→ **Excerpts from an interface dataset**:
══════
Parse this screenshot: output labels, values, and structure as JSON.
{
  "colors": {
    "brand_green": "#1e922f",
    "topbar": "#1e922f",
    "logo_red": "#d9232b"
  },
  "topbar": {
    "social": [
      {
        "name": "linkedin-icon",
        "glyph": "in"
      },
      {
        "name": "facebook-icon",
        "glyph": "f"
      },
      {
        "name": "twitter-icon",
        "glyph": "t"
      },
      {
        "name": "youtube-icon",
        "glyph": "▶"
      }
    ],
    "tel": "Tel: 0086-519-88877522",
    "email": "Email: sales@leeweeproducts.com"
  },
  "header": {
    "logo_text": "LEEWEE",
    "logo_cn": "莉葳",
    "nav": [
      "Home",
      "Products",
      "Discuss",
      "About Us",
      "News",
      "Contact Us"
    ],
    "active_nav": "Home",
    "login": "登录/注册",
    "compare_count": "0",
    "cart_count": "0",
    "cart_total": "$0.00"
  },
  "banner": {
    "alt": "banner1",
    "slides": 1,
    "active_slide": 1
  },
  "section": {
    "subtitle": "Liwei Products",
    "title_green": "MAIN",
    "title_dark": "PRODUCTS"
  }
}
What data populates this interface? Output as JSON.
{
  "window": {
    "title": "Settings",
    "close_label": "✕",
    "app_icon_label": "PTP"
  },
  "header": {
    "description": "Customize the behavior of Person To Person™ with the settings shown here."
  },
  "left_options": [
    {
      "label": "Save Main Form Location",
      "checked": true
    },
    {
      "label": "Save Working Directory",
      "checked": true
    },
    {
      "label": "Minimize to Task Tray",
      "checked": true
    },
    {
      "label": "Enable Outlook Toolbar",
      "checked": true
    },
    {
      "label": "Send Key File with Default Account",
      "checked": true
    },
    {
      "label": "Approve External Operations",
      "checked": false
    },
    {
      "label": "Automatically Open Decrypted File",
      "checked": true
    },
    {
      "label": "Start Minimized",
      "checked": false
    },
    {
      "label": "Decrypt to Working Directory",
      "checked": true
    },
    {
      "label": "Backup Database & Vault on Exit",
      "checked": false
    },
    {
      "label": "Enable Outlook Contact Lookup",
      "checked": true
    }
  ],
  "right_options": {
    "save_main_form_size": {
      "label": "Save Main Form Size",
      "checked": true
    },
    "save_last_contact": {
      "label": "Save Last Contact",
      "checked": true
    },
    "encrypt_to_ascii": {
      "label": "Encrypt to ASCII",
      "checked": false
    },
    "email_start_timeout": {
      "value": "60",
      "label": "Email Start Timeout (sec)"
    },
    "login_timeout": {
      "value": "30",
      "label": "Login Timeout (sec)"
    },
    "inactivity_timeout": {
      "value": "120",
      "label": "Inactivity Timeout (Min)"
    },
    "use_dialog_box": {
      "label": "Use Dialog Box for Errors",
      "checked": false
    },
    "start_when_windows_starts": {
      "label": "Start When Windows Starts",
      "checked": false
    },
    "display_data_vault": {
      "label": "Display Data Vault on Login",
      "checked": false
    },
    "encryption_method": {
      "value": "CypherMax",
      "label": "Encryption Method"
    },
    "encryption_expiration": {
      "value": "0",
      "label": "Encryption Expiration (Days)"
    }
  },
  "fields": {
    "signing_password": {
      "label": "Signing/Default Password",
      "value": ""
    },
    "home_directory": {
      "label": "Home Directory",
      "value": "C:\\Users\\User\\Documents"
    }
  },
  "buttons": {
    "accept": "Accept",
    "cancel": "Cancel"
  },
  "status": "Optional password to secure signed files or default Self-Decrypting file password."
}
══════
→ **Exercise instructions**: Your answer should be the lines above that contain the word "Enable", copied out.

→ **Written reply**:
      "label": "Enable Outlook Toolbar",
      "label": "Enable Outlook Contact Lookup",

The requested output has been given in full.